Debugging power usage

In a previous blog post I mentioned how a small timer I made kept eating batteries unexpectedly. With no way to analyzer the power consumption, the problem is almost impossile to debug. That is why I started working on a self-made power analyzer. The self-made power analyzer is now fully functional.

Power analyzer

Using PulseView its now trivial to inspect the power usage of any low-power device. Just hook it up and press the Start button! So I attached the timer which mysteriously ate batteries.

The timer attached

The provided 3.3 Voltage supply makes it extremely easy to analyze most microcontrollers. I just connected it to the battery terminal of the timer and opened PulseView. I selected the Nori power analyzer, now there was only one thing left to do, press start and use the device for a bit. What I saw completely explained why my batteries kept running out in a few weeks.

Power usage before

Its using a whopping 1.3 mA while idle! A typical 9V battery only contains 500mAh. Lets calculate the battery life.

idle_consumption = 1.3mA
battery_capacity = 500mAh
idle_hours = battery_capacity /  idle_consumption = 384.6 hours
idle_days = idle_hours / 24 = 16 days

Only 16 days!? Thats is extremely disappointing. The idle power consumption is way too high.

Lets check out the code (simplified example) that the microcontroller is running:

    ->AttachInterrupt([]() { timer.Tick(); });

while (true) {

Wait a minute! maybe SLEEP_MODE_IDLE is not as efficient as expected. However SLEEP_MODE_IDLE is needed to wake the atmega using the timer. What happens if we only use the SLEEP_MODE_IDLE while the timer is running, and SLEEP_MODE_PWR_DOWN otherwise.

while (true) {
    if (timer.CanShutdown()) {
    } else {

Lets check the new power usage using the power analyzer.

Power usage after update

Wow! only 0.011mA is used while the timer is idle now! Lets calculate the battery life using the new power consumption.

idle_consumption = 0.011mA
battery_capacity = 500mAh
idle_hours = battery_capacity /  idle_consumption = 45454.5 hours
idle_days = idle_hours / 24 = 1893.94 days
idle_years = idle_days / 365 = 5.18 years

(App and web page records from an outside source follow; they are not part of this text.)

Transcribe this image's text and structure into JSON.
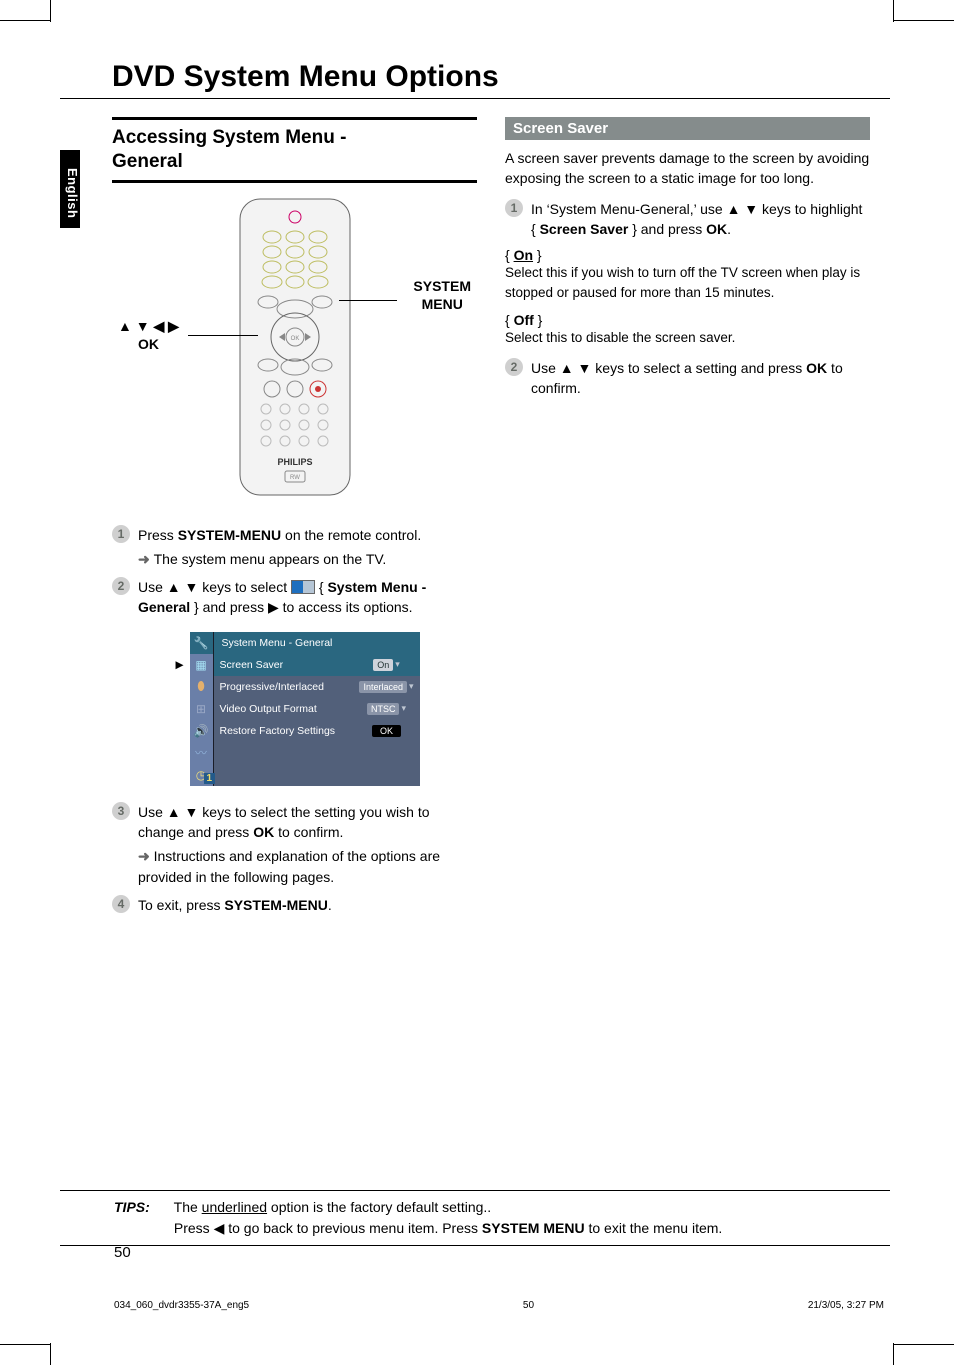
{
  "page_title": "DVD System Menu Options",
  "side_tab": "English",
  "left": {
    "heading_line1": "Accessing System Menu -",
    "heading_line2": "General",
    "fig_label_left_line1": "▲ ▼ ◀ ▶",
    "fig_label_left_line2": "OK",
    "fig_label_right_line1": "SYSTEM",
    "fig_label_right_line2": "MENU",
    "remote_brand": "PHILIPS",
    "step1_a": "Press ",
    "step1_b": "SYSTEM-MENU",
    "step1_c": " on the remote control.",
    "step1_sub_a": "The system menu appears on the TV.",
    "step2_a": "Use ▲ ▼ keys to select ",
    "step2_b": " { ",
    "step2_c": "System Menu - General",
    "step2_d": " } and press ▶ to access its options.",
    "menu": {
      "title": "System Menu - General",
      "rows": [
        {
          "label": "Screen Saver",
          "value": "On",
          "selected": true
        },
        {
          "label": "Progressive/Interlaced",
          "value": "Interlaced",
          "selected": false
        },
        {
          "label": "Video Output Format",
          "value": "NTSC",
          "selected": false
        },
        {
          "label": "Restore Factory Settings",
          "value": "OK",
          "selected": false,
          "ok": true
        }
      ],
      "pointer_row": 0,
      "side_badge": "1"
    },
    "step3_a": "Use ▲ ▼ keys to select the setting you wish to change and press ",
    "step3_b": "OK",
    "step3_c": " to confirm.",
    "step3_sub": "Instructions and explanation of the options are provided in the following pages.",
    "step4_a": "To exit, press ",
    "step4_b": "SYSTEM-MENU",
    "step4_c": "."
  },
  "right": {
    "subhead": "Screen Saver",
    "intro": "A screen saver prevents damage to the screen by avoiding exposing the screen to a static image for too long.",
    "step1_a": "In ‘System Menu-General,’ use ▲ ▼ keys to highlight { ",
    "step1_b": "Screen Saver",
    "step1_c": " } and press ",
    "step1_d": "OK",
    "step1_e": ".",
    "opt_on_label": "On",
    "opt_on_desc": "Select this if you wish to turn off the TV screen when play is stopped or paused for more than 15 minutes.",
    "opt_off_label": "Off",
    "opt_off_desc": "Select this to disable the screen saver.",
    "step2_a": "Use ▲ ▼ keys to select a setting and press ",
    "step2_b": "OK",
    "step2_c": " to confirm."
  },
  "tips": {
    "label": "TIPS:",
    "line1_a": "The ",
    "line1_b": "underlined",
    "line1_c": " option is the factory default setting..",
    "line2_a": "Press ◀ to go back to previous menu item. Press ",
    "line2_b": "SYSTEM MENU",
    "line2_c": " to exit the menu item."
  },
  "page_number": "50",
  "print_footer": {
    "left": "034_060_dvdr3355-37A_eng5",
    "mid": "50",
    "right": "21/3/05, 3:27 PM"
  }
}
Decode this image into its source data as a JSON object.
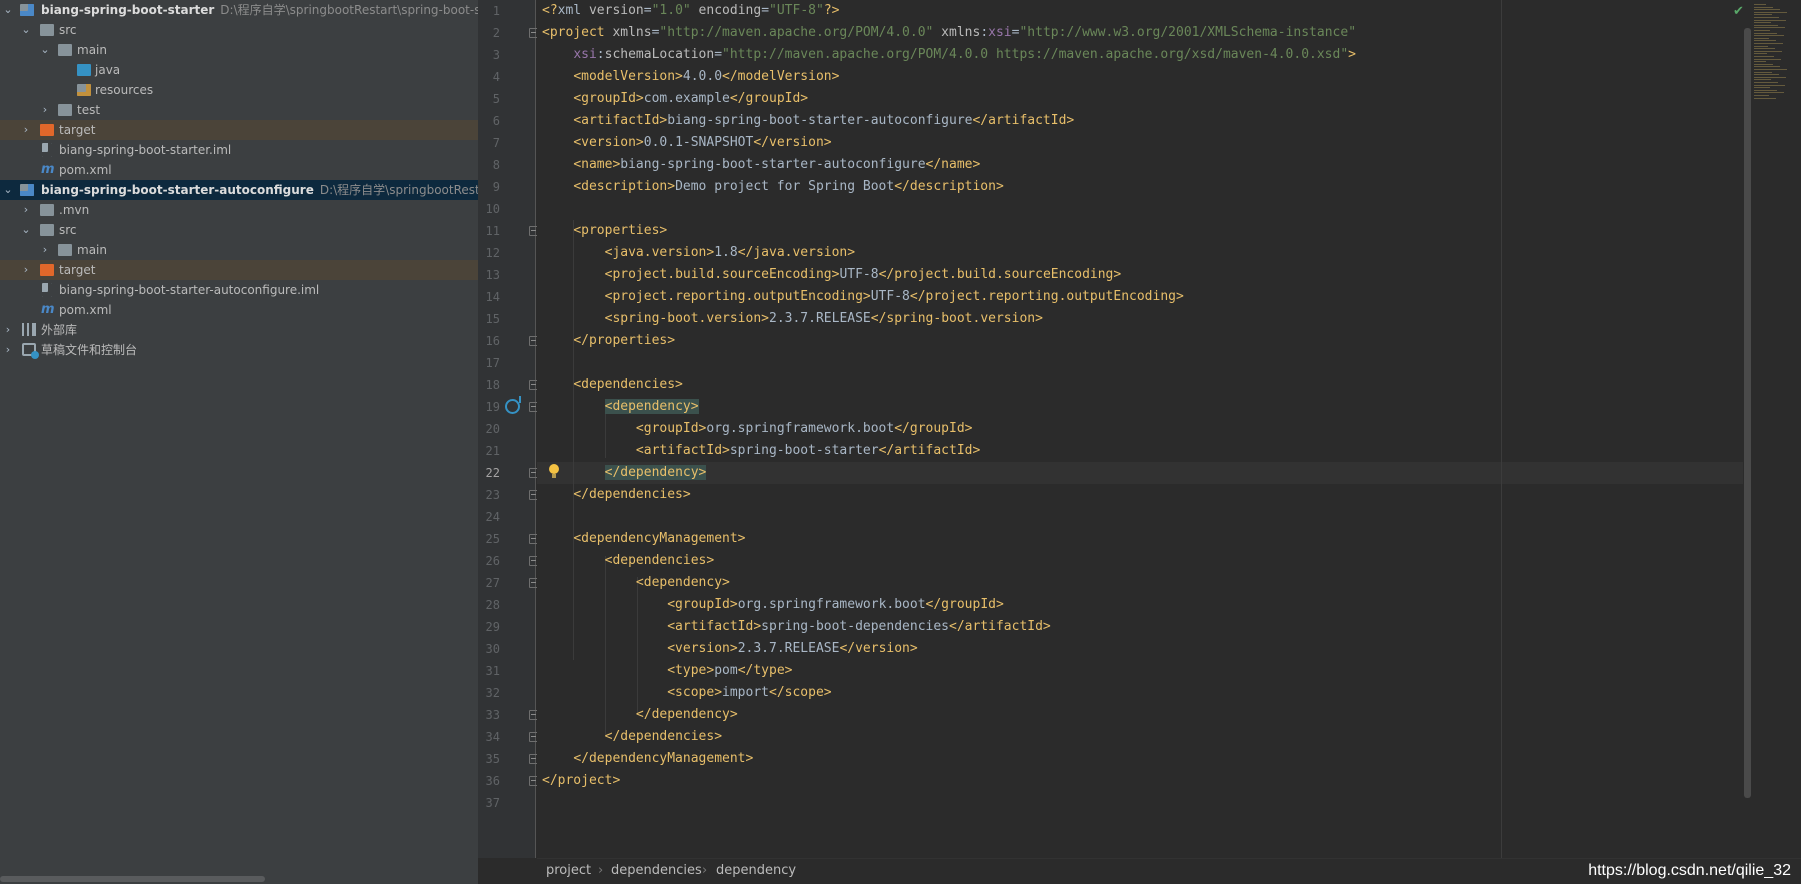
{
  "tree": [
    {
      "label": "biang-spring-boot-starter",
      "path": "D:\\程序自学\\springbootRestart\\spring-boot-sta",
      "bold": true
    },
    {
      "label": "src"
    },
    {
      "label": "main"
    },
    {
      "label": "java"
    },
    {
      "label": "resources"
    },
    {
      "label": "test"
    },
    {
      "label": "target"
    },
    {
      "label": "biang-spring-boot-starter.iml"
    },
    {
      "label": "pom.xml"
    },
    {
      "label": "biang-spring-boot-starter-autoconfigure",
      "path": "D:\\程序自学\\springbootRestart\\",
      "bold": true
    },
    {
      "label": ".mvn"
    },
    {
      "label": "src"
    },
    {
      "label": "main"
    },
    {
      "label": "target"
    },
    {
      "label": "biang-spring-boot-starter-autoconfigure.iml"
    },
    {
      "label": "pom.xml"
    },
    {
      "label": "外部库"
    },
    {
      "label": "草稿文件和控制台"
    }
  ],
  "icons": {
    "expanded": "chevron-down-icon",
    "collapsed": "chevron-right-icon",
    "module": "module-folder-icon",
    "folder": "folder-icon",
    "source": "source-folder-icon",
    "resources": "resources-folder-icon",
    "excluded": "excluded-folder-icon",
    "iml": "iml-file-icon",
    "maven": "maven-file-icon",
    "library": "library-icon",
    "scratch": "scratch-icon"
  },
  "editor": {
    "line_numbers": [
      "1",
      "2",
      "3",
      "4",
      "5",
      "6",
      "7",
      "8",
      "9",
      "10",
      "11",
      "12",
      "13",
      "14",
      "15",
      "16",
      "17",
      "18",
      "19",
      "20",
      "21",
      "22",
      "23",
      "24",
      "25",
      "26",
      "27",
      "28",
      "29",
      "30",
      "31",
      "32",
      "33",
      "34",
      "35",
      "36",
      "37"
    ],
    "current_line": "22",
    "lines": [
      [
        [
          "t-tag",
          "<?"
        ],
        [
          "t-text",
          "xml "
        ],
        [
          "t-attr",
          "version"
        ],
        [
          "t-pun",
          "="
        ],
        [
          "t-val",
          "\"1.0\""
        ],
        [
          "t-attr",
          " encoding"
        ],
        [
          "t-pun",
          "="
        ],
        [
          "t-val",
          "\"UTF-8\""
        ],
        [
          "t-tag",
          "?>"
        ]
      ],
      [
        [
          "t-tag",
          "<project "
        ],
        [
          "t-attr",
          "xmlns"
        ],
        [
          "t-pun",
          "="
        ],
        [
          "t-val",
          "\"http://maven.apache.org/POM/4.0.0\""
        ],
        [
          "t-attr",
          " xmlns"
        ],
        [
          "t-pun",
          ":"
        ],
        [
          "t-ns",
          "xsi"
        ],
        [
          "t-pun",
          "="
        ],
        [
          "t-val",
          "\"http://www.w3.org/2001/XMLSchema-instance\""
        ]
      ],
      [
        [
          "t-text",
          "    "
        ],
        [
          "t-ns",
          "xsi"
        ],
        [
          "t-pun",
          ":"
        ],
        [
          "t-attr",
          "schemaLocation"
        ],
        [
          "t-pun",
          "="
        ],
        [
          "t-val",
          "\"http://maven.apache.org/POM/4.0.0 https://maven.apache.org/xsd/maven-4.0.0.xsd\""
        ],
        [
          "t-tag",
          ">"
        ]
      ],
      [
        [
          "t-text",
          "    "
        ],
        [
          "t-tag",
          "<modelVersion>"
        ],
        [
          "t-text",
          "4.0.0"
        ],
        [
          "t-tag",
          "</modelVersion>"
        ]
      ],
      [
        [
          "t-text",
          "    "
        ],
        [
          "t-tag",
          "<groupId>"
        ],
        [
          "t-text",
          "com.example"
        ],
        [
          "t-tag",
          "</groupId>"
        ]
      ],
      [
        [
          "t-text",
          "    "
        ],
        [
          "t-tag",
          "<artifactId>"
        ],
        [
          "t-text",
          "biang-spring-boot-starter-autoconfigure"
        ],
        [
          "t-tag",
          "</artifactId>"
        ]
      ],
      [
        [
          "t-text",
          "    "
        ],
        [
          "t-tag",
          "<version>"
        ],
        [
          "t-text",
          "0.0.1-SNAPSHOT"
        ],
        [
          "t-tag",
          "</version>"
        ]
      ],
      [
        [
          "t-text",
          "    "
        ],
        [
          "t-tag",
          "<name>"
        ],
        [
          "t-text",
          "biang-spring-boot-starter-autoconfigure"
        ],
        [
          "t-tag",
          "</name>"
        ]
      ],
      [
        [
          "t-text",
          "    "
        ],
        [
          "t-tag",
          "<description>"
        ],
        [
          "t-text",
          "Demo project for Spring Boot"
        ],
        [
          "t-tag",
          "</description>"
        ]
      ],
      [],
      [
        [
          "t-text",
          "    "
        ],
        [
          "t-tag",
          "<properties>"
        ]
      ],
      [
        [
          "t-text",
          "        "
        ],
        [
          "t-tag",
          "<java.version>"
        ],
        [
          "t-text",
          "1.8"
        ],
        [
          "t-tag",
          "</java.version>"
        ]
      ],
      [
        [
          "t-text",
          "        "
        ],
        [
          "t-tag",
          "<project.build.sourceEncoding>"
        ],
        [
          "t-text",
          "UTF-8"
        ],
        [
          "t-tag",
          "</project.build.sourceEncoding>"
        ]
      ],
      [
        [
          "t-text",
          "        "
        ],
        [
          "t-tag",
          "<project.reporting.outputEncoding>"
        ],
        [
          "t-text",
          "UTF-8"
        ],
        [
          "t-tag",
          "</project.reporting.outputEncoding>"
        ]
      ],
      [
        [
          "t-text",
          "        "
        ],
        [
          "t-tag",
          "<spring-boot.version>"
        ],
        [
          "t-text",
          "2.3.7.RELEASE"
        ],
        [
          "t-tag",
          "</spring-boot.version>"
        ]
      ],
      [
        [
          "t-text",
          "    "
        ],
        [
          "t-tag",
          "</properties>"
        ]
      ],
      [],
      [
        [
          "t-text",
          "    "
        ],
        [
          "t-tag",
          "<dependencies>"
        ]
      ],
      [
        [
          "t-text",
          "        "
        ],
        [
          "t-tagb",
          "<dependency>"
        ]
      ],
      [
        [
          "t-text",
          "            "
        ],
        [
          "t-tag",
          "<groupId>"
        ],
        [
          "t-text",
          "org.springframework.boot"
        ],
        [
          "t-tag",
          "</groupId>"
        ]
      ],
      [
        [
          "t-text",
          "            "
        ],
        [
          "t-tag",
          "<artifactId>"
        ],
        [
          "t-text",
          "spring-boot-starter"
        ],
        [
          "t-tag",
          "</artifactId>"
        ]
      ],
      [
        [
          "t-text",
          "        "
        ],
        [
          "t-tagb",
          "</dependency>"
        ]
      ],
      [
        [
          "t-text",
          "    "
        ],
        [
          "t-tag",
          "</dependencies>"
        ]
      ],
      [],
      [
        [
          "t-text",
          "    "
        ],
        [
          "t-tag",
          "<dependencyManagement>"
        ]
      ],
      [
        [
          "t-text",
          "        "
        ],
        [
          "t-tag",
          "<dependencies>"
        ]
      ],
      [
        [
          "t-text",
          "            "
        ],
        [
          "t-tag",
          "<dependency>"
        ]
      ],
      [
        [
          "t-text",
          "                "
        ],
        [
          "t-tag",
          "<groupId>"
        ],
        [
          "t-text",
          "org.springframework.boot"
        ],
        [
          "t-tag",
          "</groupId>"
        ]
      ],
      [
        [
          "t-text",
          "                "
        ],
        [
          "t-tag",
          "<artifactId>"
        ],
        [
          "t-text",
          "spring-boot-dependencies"
        ],
        [
          "t-tag",
          "</artifactId>"
        ]
      ],
      [
        [
          "t-text",
          "                "
        ],
        [
          "t-tag",
          "<version>"
        ],
        [
          "t-text",
          "2.3.7.RELEASE"
        ],
        [
          "t-tag",
          "</version>"
        ]
      ],
      [
        [
          "t-text",
          "                "
        ],
        [
          "t-tag",
          "<type>"
        ],
        [
          "t-text",
          "pom"
        ],
        [
          "t-tag",
          "</type>"
        ]
      ],
      [
        [
          "t-text",
          "                "
        ],
        [
          "t-tag",
          "<scope>"
        ],
        [
          "t-text",
          "import"
        ],
        [
          "t-tag",
          "</scope>"
        ]
      ],
      [
        [
          "t-text",
          "            "
        ],
        [
          "t-tag",
          "</dependency>"
        ]
      ],
      [
        [
          "t-text",
          "        "
        ],
        [
          "t-tag",
          "</dependencies>"
        ]
      ],
      [
        [
          "t-text",
          "    "
        ],
        [
          "t-tag",
          "</dependencyManagement>"
        ]
      ],
      [
        [
          "t-tag",
          "</project>"
        ]
      ],
      []
    ]
  },
  "breadcrumb": [
    "project",
    "dependencies",
    "dependency"
  ],
  "watermark": "https://blog.csdn.net/qilie_32",
  "colors": {
    "tag": "#e8bf6a",
    "value": "#6a8759",
    "text": "#a9b7c6",
    "namespace": "#9876aa",
    "sidebar": "#3c3f41",
    "editor": "#2b2b2b"
  }
}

That is an improvement of nearly 120 times the original battery life! (If the timer is idle at all times). To improve the battery life even further, I also disabled the backlight from the display.

Circuit boards

Ofcourse everything is free and published online. The source files of the power analyzer can be found here.

Thank you for reading this article.
If you spot any mistakes or if you would like to contact me, visit the contact page for more details.